14. Du har en fantastisk latter - You have an amazing laughter

15. Du gjør en forskjell - You are making a difference

16. Stemmen din er betryggende - Your voice is calming

17. Smilet ditt er smittende - Your smile is contagious

18. Lidenskapen din er smittende - Your passion is contagious

19. Jeg skulle ønske flere var som deg - I wish more people were like you

20. Jeg liker stemmen din - I like your voice

21. Jeg er stolt av deg - I am proud of you

22. Jeg blir så glad når jeg er med deg - I get so happy when Im with you

23. Jeg blir glad når jeg tenker på deg - I become happy when I think of you

24. Jeg koser meg alltid med deg - I always have a good time when Im with you

et hus - a house

en leilighet - an apartment

✨ Rooms ✨

et rom - a room

en stue - a living room
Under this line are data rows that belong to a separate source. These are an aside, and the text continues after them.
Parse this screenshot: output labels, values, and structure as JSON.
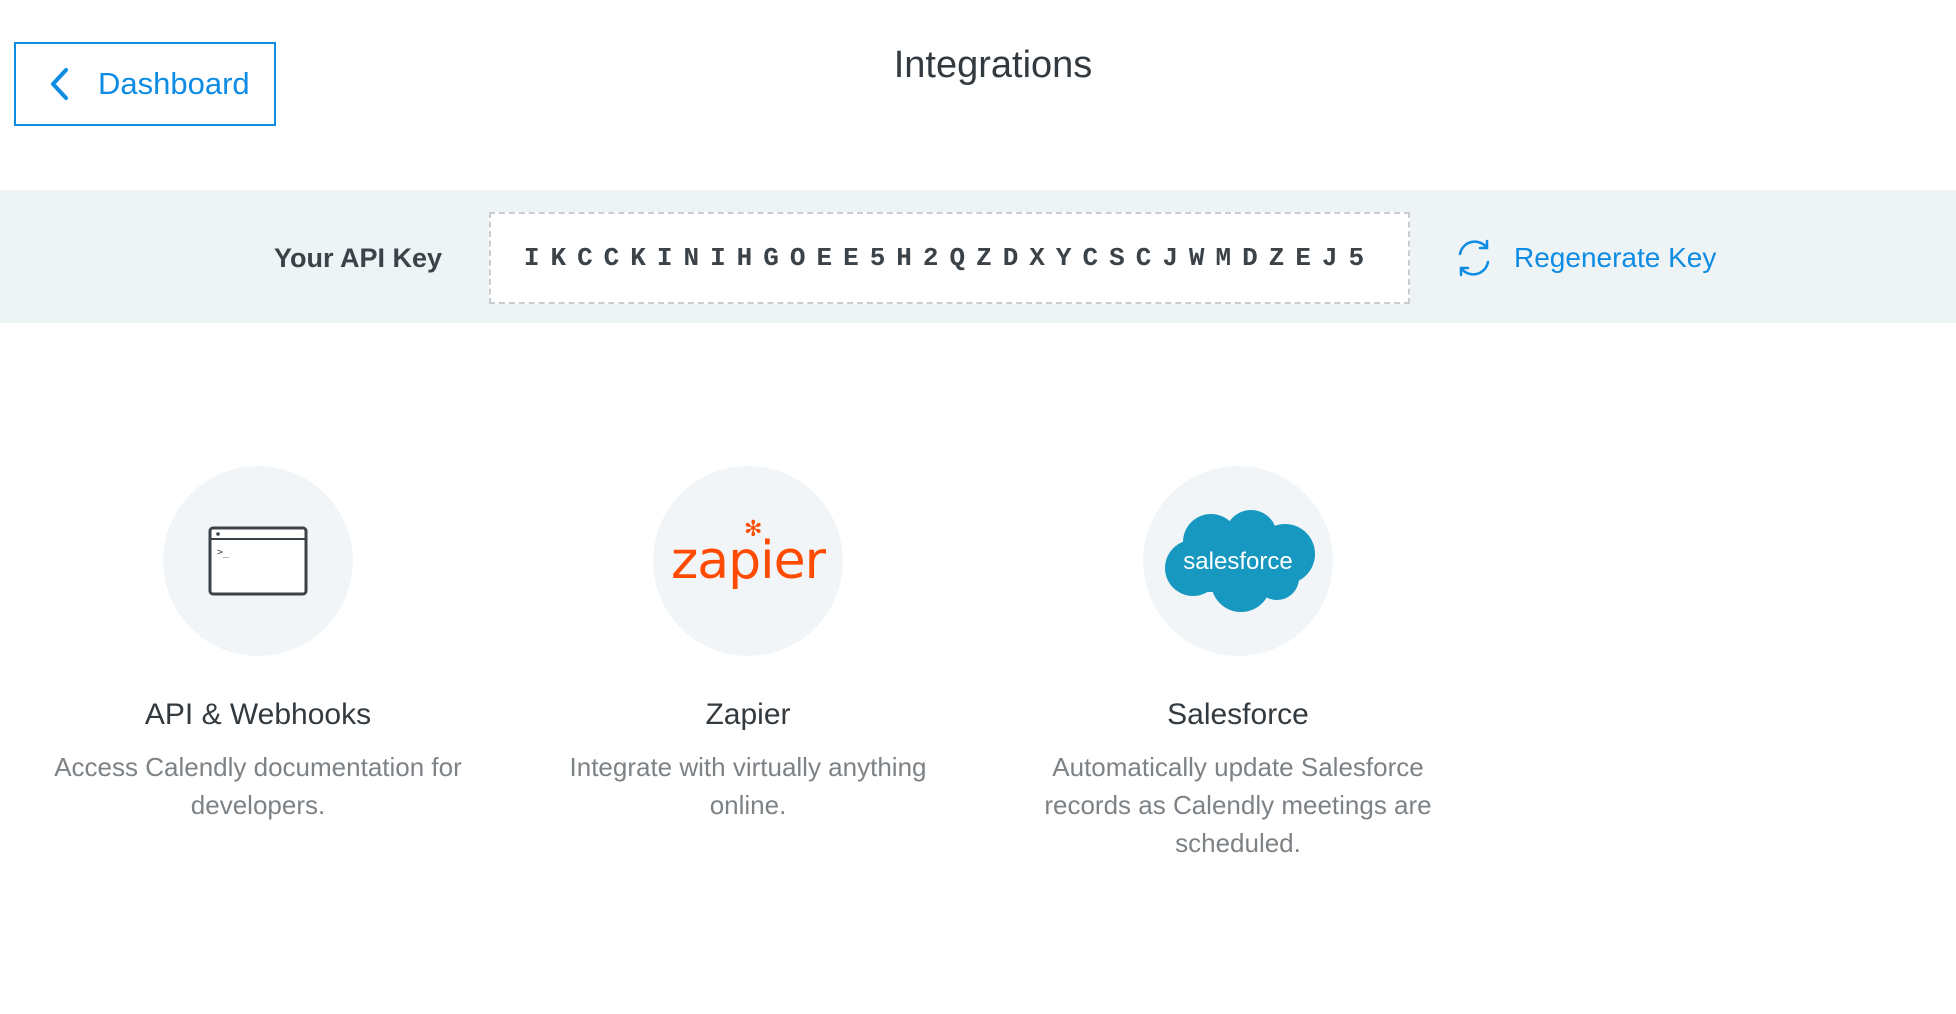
{
  "header": {
    "back_label": "Dashboard",
    "title": "Integrations"
  },
  "api_key": {
    "label": "Your API Key",
    "value": "IKCCKINIHGOEE5H2QZDXYCSCJWMDZEJ5",
    "regenerate_label": "Regenerate Key"
  },
  "integrations": [
    {
      "name": "API & Webhooks",
      "description": "Access Calendly documentation for developers.",
      "icon": "terminal-window-icon"
    },
    {
      "name": "Zapier",
      "description": "Integrate with virtually anything online.",
      "icon": "zapier-logo",
      "logo_text": "zapier"
    },
    {
      "name": "Salesforce",
      "description": "Automatically update Salesforce records as Calendly meetings are scheduled.",
      "icon": "salesforce-logo",
      "logo_text": "salesforce"
    }
  ],
  "colors": {
    "accent": "#0e8ce4",
    "band": "#eef3f6",
    "zapier": "#ff4a00",
    "salesforce": "#1798c1"
  }
}
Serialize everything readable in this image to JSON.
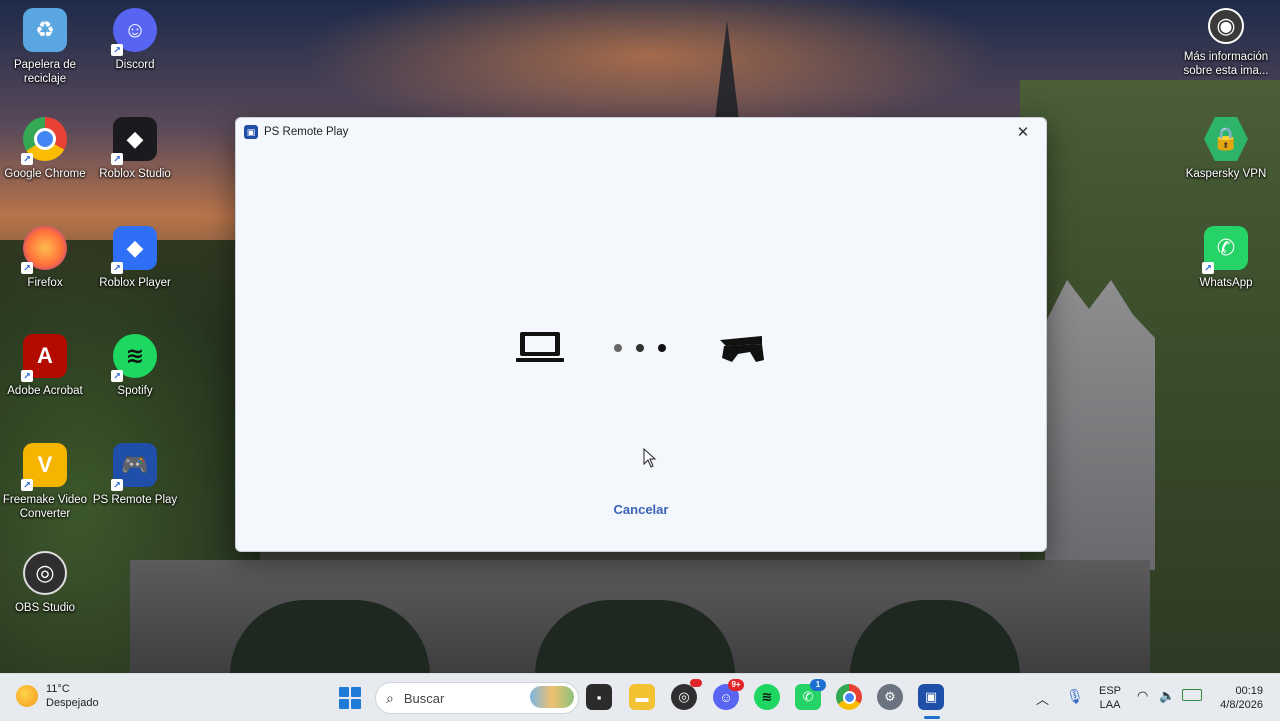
{
  "desktop": {
    "icons_left": [
      {
        "label": "Papelera de reciclaje",
        "icon": "recycle-bin-icon",
        "color": "#5aa6e0"
      },
      {
        "label": "Discord",
        "icon": "discord-icon",
        "color": "#5865F2"
      },
      {
        "label": "Google Chrome",
        "icon": "chrome-icon",
        "color": "#e94235"
      },
      {
        "label": "Roblox Studio",
        "icon": "roblox-studio-icon",
        "color": "#1b1b1f"
      },
      {
        "label": "Firefox",
        "icon": "firefox-icon",
        "color": "#ff7139"
      },
      {
        "label": "Roblox Player",
        "icon": "roblox-player-icon",
        "color": "#2f6ff5"
      },
      {
        "label": "Adobe Acrobat",
        "icon": "acrobat-icon",
        "color": "#b30b00"
      },
      {
        "label": "Spotify",
        "icon": "spotify-icon",
        "color": "#1ed760"
      },
      {
        "label": "Freemake Video Converter",
        "icon": "freemake-icon",
        "color": "#f5b400"
      },
      {
        "label": "PS Remote Play",
        "icon": "ps-remote-play-icon",
        "color": "#1f4fa8"
      },
      {
        "label": "OBS Studio",
        "icon": "obs-icon",
        "color": "#302e31"
      }
    ],
    "icons_right": [
      {
        "label": "Más información sobre esta ima...",
        "icon": "info-camera-icon",
        "color": "#3a3a3a"
      },
      {
        "label": "Kaspersky VPN",
        "icon": "kaspersky-vpn-icon",
        "color": "#2db46a"
      },
      {
        "label": "WhatsApp",
        "icon": "whatsapp-icon",
        "color": "#25d366"
      }
    ]
  },
  "window": {
    "title": "PS Remote Play",
    "close_glyph": "✕",
    "cancel_label": "Cancelar",
    "accent": "#3a64b5"
  },
  "taskbar": {
    "weather_temp": "11°C",
    "weather_desc": "Despejado",
    "search_placeholder": "Buscar",
    "apps": [
      {
        "name": "file-explorer-icon"
      },
      {
        "name": "folder-icon"
      },
      {
        "name": "obs-taskbar-icon"
      },
      {
        "name": "discord-taskbar-icon",
        "badge": "9+"
      },
      {
        "name": "spotify-taskbar-icon"
      },
      {
        "name": "whatsapp-taskbar-icon",
        "badge": "1"
      },
      {
        "name": "chrome-taskbar-icon"
      },
      {
        "name": "settings-taskbar-icon"
      },
      {
        "name": "ps-remote-play-taskbar-icon"
      }
    ],
    "lang_top": "ESP",
    "lang_bottom": "LAA",
    "time": "00:19",
    "date": "4/8/2026"
  }
}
et soverom - a bedroom

et bad - a bathroom/a bath

et kjøkken - a kitchen

en veranda - a porch

en balkong - a balcony

en garasje - a garage

en spisestue - a dining room

et vaskerom - a laundry room

en kjeller - a basement/a cellar

en korridor - a hallway

en trapp - a staircase

et skap - a closet

en vegg - a wall

et gulv - a floor

et tak - a ceiling/a roof

et vindu - a window

en dør - a door

✨ Furniture ✨

møbler - furniture

et møbel - a piece of furniture

en stol - a chair

en lenestol - an armchair

en sofa - a sofa

et bord - a table

en seng - a bed

ei/en pute - a pillow

en kommode - a dresser

en benk - a bench

en lampe - a lamp

en hylle - a shelf

en bokhylle - a bookshelf

et teppe - a rug/a carpet

✨ Feel free to add to this and let me know if there are any mistakes! ✨

langblr problems

•watching YouTubers speak your target language and you’re jealous of their ‘fluency’

•debating if you should learn a Romance language or Germanic

•changing your phone to your target language and getting weird looks from people when they see your home screen

•debating if you should learn German or Dutch

•debating if you should learn Swedish or Norwegian

•debating if you should learn Italian or Spanish or Portuguese

•talking to yourself in your target language

•you’re able to understand your target language in a written form but when somebody speaks it, you’re like🤔🔫

•fangirling when you find somebody who speaks your target language

•having to deal with people who think that you’re 'fluent’ in your target language but all you can do is introduce yourself